Records to process section start

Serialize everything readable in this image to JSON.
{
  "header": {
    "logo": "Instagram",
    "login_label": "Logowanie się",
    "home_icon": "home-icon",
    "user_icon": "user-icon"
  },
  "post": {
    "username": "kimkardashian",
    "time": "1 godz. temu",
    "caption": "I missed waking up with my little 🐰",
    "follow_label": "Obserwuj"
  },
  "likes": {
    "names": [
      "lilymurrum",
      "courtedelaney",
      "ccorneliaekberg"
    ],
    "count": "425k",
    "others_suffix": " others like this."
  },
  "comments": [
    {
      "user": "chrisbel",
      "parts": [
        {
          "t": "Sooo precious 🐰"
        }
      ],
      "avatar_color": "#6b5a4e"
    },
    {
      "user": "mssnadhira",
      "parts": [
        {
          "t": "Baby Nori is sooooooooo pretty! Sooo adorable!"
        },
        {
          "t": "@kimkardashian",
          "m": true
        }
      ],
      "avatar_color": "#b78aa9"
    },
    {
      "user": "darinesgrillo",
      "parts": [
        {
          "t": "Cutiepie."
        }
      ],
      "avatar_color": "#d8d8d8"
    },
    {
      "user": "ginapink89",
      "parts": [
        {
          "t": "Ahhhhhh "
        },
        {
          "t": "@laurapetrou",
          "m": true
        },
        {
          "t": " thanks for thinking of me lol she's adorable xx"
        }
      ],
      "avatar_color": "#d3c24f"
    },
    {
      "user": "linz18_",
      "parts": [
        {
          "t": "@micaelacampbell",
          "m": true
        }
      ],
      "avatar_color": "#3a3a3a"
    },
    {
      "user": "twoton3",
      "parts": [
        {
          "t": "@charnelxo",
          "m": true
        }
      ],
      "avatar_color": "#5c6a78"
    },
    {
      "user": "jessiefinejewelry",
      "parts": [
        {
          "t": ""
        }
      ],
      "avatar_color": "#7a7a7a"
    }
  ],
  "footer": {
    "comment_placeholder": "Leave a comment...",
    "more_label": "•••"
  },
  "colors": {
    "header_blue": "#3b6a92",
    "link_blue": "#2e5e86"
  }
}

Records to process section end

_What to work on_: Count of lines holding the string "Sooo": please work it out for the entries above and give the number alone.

_Response for this exercise_: 2